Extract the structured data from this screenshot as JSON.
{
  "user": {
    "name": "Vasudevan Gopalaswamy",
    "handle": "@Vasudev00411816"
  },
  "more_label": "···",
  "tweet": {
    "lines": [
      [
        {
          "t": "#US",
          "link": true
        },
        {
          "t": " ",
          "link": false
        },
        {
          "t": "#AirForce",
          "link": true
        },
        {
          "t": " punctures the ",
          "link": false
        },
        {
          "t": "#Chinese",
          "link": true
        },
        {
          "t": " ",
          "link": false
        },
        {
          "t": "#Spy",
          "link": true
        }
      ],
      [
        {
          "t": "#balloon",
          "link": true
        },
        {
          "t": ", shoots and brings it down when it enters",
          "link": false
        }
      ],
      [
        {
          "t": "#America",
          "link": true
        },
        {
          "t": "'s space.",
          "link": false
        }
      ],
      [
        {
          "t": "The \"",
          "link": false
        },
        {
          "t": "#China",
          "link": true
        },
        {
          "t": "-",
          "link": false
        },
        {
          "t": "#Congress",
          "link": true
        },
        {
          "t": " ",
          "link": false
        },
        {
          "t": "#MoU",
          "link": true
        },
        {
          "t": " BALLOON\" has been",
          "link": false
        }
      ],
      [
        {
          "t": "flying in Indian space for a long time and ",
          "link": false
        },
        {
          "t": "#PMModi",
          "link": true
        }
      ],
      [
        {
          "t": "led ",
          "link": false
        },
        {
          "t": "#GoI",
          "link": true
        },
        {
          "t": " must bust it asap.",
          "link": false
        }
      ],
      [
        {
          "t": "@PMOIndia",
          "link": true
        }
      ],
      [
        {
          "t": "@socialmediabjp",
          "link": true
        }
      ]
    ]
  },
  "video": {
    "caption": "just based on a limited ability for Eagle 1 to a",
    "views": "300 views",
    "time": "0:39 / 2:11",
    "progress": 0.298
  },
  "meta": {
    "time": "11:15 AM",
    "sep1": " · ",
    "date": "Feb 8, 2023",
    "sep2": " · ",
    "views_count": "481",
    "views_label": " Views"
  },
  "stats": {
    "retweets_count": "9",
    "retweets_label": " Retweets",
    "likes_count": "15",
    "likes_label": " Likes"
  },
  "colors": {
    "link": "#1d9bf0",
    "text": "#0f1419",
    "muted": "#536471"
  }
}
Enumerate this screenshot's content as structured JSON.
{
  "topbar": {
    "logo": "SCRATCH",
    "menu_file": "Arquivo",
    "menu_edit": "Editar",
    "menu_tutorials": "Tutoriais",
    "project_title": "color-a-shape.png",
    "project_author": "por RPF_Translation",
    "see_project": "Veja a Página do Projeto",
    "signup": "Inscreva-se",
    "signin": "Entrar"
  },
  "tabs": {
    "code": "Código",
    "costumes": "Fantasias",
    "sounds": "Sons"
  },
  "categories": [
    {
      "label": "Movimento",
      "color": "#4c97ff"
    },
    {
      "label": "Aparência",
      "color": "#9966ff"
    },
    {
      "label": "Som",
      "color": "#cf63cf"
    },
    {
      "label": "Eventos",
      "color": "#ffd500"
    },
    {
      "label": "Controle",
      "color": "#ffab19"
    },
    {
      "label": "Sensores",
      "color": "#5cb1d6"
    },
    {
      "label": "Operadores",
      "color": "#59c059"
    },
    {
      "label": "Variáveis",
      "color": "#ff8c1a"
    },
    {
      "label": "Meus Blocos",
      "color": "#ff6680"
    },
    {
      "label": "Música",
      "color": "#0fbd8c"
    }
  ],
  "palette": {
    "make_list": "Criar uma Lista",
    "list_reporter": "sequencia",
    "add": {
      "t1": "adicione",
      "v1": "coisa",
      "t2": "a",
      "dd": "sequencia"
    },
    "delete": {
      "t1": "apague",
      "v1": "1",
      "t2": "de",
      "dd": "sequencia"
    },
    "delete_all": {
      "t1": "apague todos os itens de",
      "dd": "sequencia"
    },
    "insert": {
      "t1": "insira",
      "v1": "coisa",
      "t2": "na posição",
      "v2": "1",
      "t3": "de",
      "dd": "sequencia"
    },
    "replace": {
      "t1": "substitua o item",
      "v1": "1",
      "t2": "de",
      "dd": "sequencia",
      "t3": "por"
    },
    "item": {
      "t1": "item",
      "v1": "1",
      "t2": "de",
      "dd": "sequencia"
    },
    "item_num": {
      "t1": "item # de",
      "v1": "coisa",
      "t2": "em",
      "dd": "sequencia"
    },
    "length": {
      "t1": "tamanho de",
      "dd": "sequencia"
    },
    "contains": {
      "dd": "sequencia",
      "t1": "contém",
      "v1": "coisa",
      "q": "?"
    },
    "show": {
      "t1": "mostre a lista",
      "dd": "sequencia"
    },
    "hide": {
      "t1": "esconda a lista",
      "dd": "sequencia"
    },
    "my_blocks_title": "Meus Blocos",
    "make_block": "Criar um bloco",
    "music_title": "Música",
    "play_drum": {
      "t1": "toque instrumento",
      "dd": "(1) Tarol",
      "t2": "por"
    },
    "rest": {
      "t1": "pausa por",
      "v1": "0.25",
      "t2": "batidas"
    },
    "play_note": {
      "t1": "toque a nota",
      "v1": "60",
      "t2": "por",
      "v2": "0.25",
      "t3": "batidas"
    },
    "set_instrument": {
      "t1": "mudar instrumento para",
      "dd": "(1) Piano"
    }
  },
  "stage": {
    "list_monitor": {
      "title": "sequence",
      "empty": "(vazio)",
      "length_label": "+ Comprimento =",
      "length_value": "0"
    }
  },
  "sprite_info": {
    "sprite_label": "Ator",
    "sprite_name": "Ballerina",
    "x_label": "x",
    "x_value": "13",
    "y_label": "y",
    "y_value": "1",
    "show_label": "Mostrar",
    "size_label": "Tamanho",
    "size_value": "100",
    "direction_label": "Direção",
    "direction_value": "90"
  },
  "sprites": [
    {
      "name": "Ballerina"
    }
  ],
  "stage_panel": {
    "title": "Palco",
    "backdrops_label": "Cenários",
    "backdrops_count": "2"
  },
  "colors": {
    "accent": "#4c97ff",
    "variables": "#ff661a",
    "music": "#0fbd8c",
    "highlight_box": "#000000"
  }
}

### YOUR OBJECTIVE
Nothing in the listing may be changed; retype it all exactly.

### TASK SOLUTION
Extract the structured data from this screenshot as JSON.
{
  "user": {
    "name": "Vasudevan Gopalaswamy",
    "handle": "@Vasudev00411816"
  },
  "more_label": "···",
  "tweet": {
    "lines": [
      [
        {
          "t": "#US",
          "link": true
        },
        {
          "t": " ",
          "link": false
        },
        {
          "t": "#AirForce",
          "link": true
        },
        {
          "t": " punctures the ",
          "link": false
        },
        {
          "t": "#Chinese",
          "link": true
        },
        {
          "t": " ",
          "link": false
        },
        {
          "t": "#Spy",
          "link": true
        }
      ],
      [
        {
          "t": "#balloon",
          "link": true
        },
        {
          "t": ", shoots and brings it down when it enters",
          "link": false
        }
      ],
      [
        {
          "t": "#America",
          "link": true
        },
        {
          "t": "'s space.",
          "link": false
        }
      ],
      [
        {
          "t": "The \"",
          "link": false
        },
        {
          "t": "#China",
          "link": true
        },
        {
          "t": "-",
          "link": false
        },
        {
          "t": "#Congress",
          "link": true
        },
        {
          "t": " ",
          "link": false
        },
        {
          "t": "#MoU",
          "link": true
        },
        {
          "t": " BALLOON\" has been",
          "link": false
        }
      ],
      [
        {
          "t": "flying in Indian space for a long time and ",
          "link": false
        },
        {
          "t": "#PMModi",
          "link": true
        }
      ],
      [
        {
          "t": "led ",
          "link": false
        },
        {
          "t": "#GoI",
          "link": true
        },
        {
          "t": " must bust it asap.",
          "link": false
        }
      ],
      [
        {
          "t": "@PMOIndia",
          "link": true
        }
      ],
      [
        {
          "t": "@socialmediabjp",
          "link": true
        }
      ]
    ]
  },
  "video": {
    "caption": "just based on a limited ability for Eagle 1 to a",
    "views": "300 views",
    "time": "0:39 / 2:11",
    "progress": 0.298
  },
  "meta": {
    "time": "11:15 AM",
    "sep1": " · ",
    "date": "Feb 8, 2023",
    "sep2": " · ",
    "views_count": "481",
    "views_label": " Views"
  },
  "stats": {
    "retweets_count": "9",
    "retweets_label": " Retweets",
    "likes_count": "15",
    "likes_label": " Likes"
  },
  "colors": {
    "link": "#1d9bf0",
    "text": "#0f1419",
    "muted": "#536471"
  }
}
Enumerate this screenshot's content as structured JSON.
{
  "topbar": {
    "logo": "SCRATCH",
    "menu_file": "Arquivo",
    "menu_edit": "Editar",
    "menu_tutorials": "Tutoriais",
    "project_title": "color-a-shape.png",
    "project_author": "por RPF_Translation",
    "see_project": "Veja a Página do Projeto",
    "signup": "Inscreva-se",
    "signin": "Entrar"
  },
  "tabs": {
    "code": "Código",
    "costumes": "Fantasias",
    "sounds": "Sons"
  },
  "categories": [
    {
      "label": "Movimento",
      "color": "#4c97ff"
    },
    {
      "label": "Aparência",
      "color": "#9966ff"
    },
    {
      "label": "Som",
      "color": "#cf63cf"
    },
    {
      "label": "Eventos",
      "color": "#ffd500"
    },
    {
      "label": "Controle",
      "color": "#ffab19"
    },
    {
      "label": "Sensores",
      "color": "#5cb1d6"
    },
    {
      "label": "Operadores",
      "color": "#59c059"
    },
    {
      "label": "Variáveis",
      "color": "#ff8c1a"
    },
    {
      "label": "Meus Blocos",
      "color": "#ff6680"
    },
    {
      "label": "Música",
      "color": "#0fbd8c"
    }
  ],
  "palette": {
    "make_list": "Criar uma Lista",
    "list_reporter": "sequencia",
    "add": {
      "t1": "adicione",
      "v1": "coisa",
      "t2": "a",
      "dd": "sequencia"
    },
    "delete": {
      "t1": "apague",
      "v1": "1",
      "t2": "de",
      "dd": "sequencia"
    },
    "delete_all": {
      "t1": "apague todos os itens de",
      "dd": "sequencia"
    },
    "insert": {
      "t1": "insira",
      "v1": "coisa",
      "t2": "na posição",
      "v2": "1",
      "t3": "de",
      "dd": "sequencia"
    },
    "replace": {
      "t1": "substitua o item",
      "v1": "1",
      "t2": "de",
      "dd": "sequencia",
      "t3": "por"
    },
    "item": {
      "t1": "item",
      "v1": "1",
      "t2": "de",
      "dd": "sequencia"
    },
    "item_num": {
      "t1": "item # de",
      "v1": "coisa",
      "t2": "em",
      "dd": "sequencia"
    },
    "length": {
      "t1": "tamanho de",
      "dd": "sequencia"
    },
    "contains": {
      "dd": "sequencia",
      "t1": "contém",
      "v1": "coisa",
      "q": "?"
    },
    "show": {
      "t1": "mostre a lista",
      "dd": "sequencia"
    },
    "hide": {
      "t1": "esconda a lista",
      "dd": "sequencia"
    },
    "my_blocks_title": "Meus Blocos",
    "make_block": "Criar um bloco",
    "music_title": "Música",
    "play_drum": {
      "t1": "toque instrumento",
      "dd": "(1) Tarol",
      "t2": "por"
    },
    "rest": {
      "t1": "pausa por",
      "v1": "0.25",
      "t2": "batidas"
    },
    "play_note": {
      "t1": "toque a nota",
      "v1": "60",
      "t2": "por",
      "v2": "0.25",
      "t3": "batidas"
    },
    "set_instrument": {
      "t1": "mudar instrumento para",
      "dd": "(1) Piano"
    }
  },
  "stage": {
    "list_monitor": {
      "title": "sequence",
      "empty": "(vazio)",
      "length_label": "+ Comprimento =",
      "length_value": "0"
    }
  },
  "sprite_info": {
    "sprite_label": "Ator",
    "sprite_name": "Ballerina",
    "x_label": "x",
    "x_value": "13",
    "y_label": "y",
    "y_value": "1",
    "show_label": "Mostrar",
    "size_label": "Tamanho",
    "size_value": "100",
    "direction_label": "Direção",
    "direction_value": "90"
  },
  "sprites": [
    {
      "name": "Ballerina"
    }
  ],
  "stage_panel": {
    "title": "Palco",
    "backdrops_label": "Cenários",
    "backdrops_count": "2"
  },
  "colors": {
    "accent": "#4c97ff",
    "variables": "#ff661a",
    "music": "#0fbd8c",
    "highlight_box": "#000000"
  }
}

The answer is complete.